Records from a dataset
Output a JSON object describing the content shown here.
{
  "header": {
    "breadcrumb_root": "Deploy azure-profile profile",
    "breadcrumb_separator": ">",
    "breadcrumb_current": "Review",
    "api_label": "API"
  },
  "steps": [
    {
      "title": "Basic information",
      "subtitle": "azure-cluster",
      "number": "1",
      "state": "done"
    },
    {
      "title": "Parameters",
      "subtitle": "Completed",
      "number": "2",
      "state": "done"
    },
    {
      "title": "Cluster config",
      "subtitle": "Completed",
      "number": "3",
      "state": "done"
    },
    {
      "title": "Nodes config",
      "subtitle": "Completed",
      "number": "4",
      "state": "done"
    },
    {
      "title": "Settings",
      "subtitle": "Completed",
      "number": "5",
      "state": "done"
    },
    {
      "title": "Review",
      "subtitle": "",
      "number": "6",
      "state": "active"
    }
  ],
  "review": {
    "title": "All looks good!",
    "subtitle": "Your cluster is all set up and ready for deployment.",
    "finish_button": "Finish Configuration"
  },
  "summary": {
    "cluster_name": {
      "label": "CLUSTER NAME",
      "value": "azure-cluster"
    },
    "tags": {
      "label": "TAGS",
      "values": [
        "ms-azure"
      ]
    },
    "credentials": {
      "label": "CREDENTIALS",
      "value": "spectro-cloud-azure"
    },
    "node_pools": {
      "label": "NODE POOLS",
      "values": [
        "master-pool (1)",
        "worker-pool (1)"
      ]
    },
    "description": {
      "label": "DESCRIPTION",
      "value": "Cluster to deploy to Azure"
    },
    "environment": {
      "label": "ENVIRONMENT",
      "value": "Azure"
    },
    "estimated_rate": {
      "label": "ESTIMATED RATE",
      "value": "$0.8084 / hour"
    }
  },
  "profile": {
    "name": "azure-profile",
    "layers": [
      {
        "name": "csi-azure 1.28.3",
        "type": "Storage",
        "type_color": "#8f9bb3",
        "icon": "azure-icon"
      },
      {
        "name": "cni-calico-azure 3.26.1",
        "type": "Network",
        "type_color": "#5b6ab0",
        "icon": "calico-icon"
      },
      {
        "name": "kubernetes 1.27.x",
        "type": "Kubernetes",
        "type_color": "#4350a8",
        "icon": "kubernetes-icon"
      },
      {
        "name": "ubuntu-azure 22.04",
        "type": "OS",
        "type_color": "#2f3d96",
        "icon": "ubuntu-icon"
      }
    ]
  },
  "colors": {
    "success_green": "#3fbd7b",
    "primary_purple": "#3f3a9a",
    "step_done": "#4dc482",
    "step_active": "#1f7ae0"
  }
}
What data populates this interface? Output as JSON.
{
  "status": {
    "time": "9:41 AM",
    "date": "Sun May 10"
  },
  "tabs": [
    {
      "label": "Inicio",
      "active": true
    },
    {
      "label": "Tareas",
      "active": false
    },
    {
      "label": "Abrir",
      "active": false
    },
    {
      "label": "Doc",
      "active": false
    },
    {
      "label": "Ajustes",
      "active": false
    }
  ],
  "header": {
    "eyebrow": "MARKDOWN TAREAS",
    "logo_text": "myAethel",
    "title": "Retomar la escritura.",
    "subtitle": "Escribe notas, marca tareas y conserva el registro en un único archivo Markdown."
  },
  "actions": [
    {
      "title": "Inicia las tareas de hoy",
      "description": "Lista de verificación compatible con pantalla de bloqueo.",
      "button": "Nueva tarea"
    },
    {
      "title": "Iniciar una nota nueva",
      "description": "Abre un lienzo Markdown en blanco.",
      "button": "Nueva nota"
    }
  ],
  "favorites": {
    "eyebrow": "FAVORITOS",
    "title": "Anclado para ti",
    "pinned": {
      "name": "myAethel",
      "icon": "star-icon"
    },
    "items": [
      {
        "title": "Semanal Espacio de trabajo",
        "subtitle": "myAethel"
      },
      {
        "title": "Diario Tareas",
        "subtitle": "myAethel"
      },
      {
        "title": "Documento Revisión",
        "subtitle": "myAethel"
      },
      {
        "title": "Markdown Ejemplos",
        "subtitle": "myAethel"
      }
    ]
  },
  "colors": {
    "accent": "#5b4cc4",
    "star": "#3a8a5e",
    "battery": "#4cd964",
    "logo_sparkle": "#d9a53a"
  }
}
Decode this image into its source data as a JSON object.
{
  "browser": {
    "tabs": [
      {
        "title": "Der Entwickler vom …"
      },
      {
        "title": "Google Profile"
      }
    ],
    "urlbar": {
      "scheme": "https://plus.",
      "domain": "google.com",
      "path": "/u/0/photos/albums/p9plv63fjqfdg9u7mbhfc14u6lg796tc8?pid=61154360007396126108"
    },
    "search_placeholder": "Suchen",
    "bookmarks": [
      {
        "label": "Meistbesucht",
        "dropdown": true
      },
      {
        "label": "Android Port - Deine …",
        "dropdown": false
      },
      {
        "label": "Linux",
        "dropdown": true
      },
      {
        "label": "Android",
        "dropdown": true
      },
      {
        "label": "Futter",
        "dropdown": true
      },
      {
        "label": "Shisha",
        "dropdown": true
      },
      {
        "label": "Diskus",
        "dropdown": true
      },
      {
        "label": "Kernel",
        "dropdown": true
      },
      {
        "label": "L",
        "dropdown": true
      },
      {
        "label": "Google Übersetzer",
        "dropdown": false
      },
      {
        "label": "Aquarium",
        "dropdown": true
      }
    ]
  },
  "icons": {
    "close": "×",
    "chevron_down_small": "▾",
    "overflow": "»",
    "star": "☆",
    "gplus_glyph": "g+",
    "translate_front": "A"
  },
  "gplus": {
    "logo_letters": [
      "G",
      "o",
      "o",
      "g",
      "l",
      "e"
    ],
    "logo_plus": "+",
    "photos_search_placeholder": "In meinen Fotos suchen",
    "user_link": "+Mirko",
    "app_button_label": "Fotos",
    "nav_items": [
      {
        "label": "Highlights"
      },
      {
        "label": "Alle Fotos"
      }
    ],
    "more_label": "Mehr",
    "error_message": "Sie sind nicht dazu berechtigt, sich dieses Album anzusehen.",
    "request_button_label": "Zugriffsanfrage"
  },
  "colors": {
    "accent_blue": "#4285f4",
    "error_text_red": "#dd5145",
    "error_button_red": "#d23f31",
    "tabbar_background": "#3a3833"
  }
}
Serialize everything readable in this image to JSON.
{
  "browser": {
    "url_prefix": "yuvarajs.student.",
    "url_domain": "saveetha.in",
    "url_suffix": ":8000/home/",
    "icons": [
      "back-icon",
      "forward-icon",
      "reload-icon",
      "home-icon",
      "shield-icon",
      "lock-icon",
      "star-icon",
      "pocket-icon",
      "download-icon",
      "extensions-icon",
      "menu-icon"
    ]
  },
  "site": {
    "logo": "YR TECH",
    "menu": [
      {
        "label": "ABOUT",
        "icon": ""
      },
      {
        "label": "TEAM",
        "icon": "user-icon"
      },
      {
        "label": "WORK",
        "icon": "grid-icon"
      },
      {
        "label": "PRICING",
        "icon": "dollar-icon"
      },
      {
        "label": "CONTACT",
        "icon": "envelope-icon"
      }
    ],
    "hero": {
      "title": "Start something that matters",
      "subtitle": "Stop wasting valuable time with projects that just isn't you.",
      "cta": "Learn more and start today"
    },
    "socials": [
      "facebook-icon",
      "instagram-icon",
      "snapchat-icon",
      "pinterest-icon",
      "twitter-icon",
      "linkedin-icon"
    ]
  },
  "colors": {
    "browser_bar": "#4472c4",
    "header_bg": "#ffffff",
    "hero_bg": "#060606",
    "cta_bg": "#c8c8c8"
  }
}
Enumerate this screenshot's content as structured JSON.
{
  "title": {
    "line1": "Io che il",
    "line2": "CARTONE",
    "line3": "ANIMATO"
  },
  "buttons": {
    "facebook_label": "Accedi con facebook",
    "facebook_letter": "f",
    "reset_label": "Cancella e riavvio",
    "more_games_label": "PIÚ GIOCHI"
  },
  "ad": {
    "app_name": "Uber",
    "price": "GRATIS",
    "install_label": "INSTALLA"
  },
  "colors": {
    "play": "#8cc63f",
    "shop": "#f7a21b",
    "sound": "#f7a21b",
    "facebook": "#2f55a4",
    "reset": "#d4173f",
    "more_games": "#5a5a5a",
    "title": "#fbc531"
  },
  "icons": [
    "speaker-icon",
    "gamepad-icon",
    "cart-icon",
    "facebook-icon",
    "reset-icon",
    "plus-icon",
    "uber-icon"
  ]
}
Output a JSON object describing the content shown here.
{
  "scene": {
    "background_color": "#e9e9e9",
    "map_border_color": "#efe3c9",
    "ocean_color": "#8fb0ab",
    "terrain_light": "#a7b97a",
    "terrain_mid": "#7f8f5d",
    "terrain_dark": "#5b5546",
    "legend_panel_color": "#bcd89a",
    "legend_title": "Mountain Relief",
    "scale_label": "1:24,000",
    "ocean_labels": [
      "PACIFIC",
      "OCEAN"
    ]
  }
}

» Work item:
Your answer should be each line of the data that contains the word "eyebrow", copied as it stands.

» Result of the task:
    "eyebrow": "MARKDOWN TAREAS",
    "eyebrow": "FAVORITOS",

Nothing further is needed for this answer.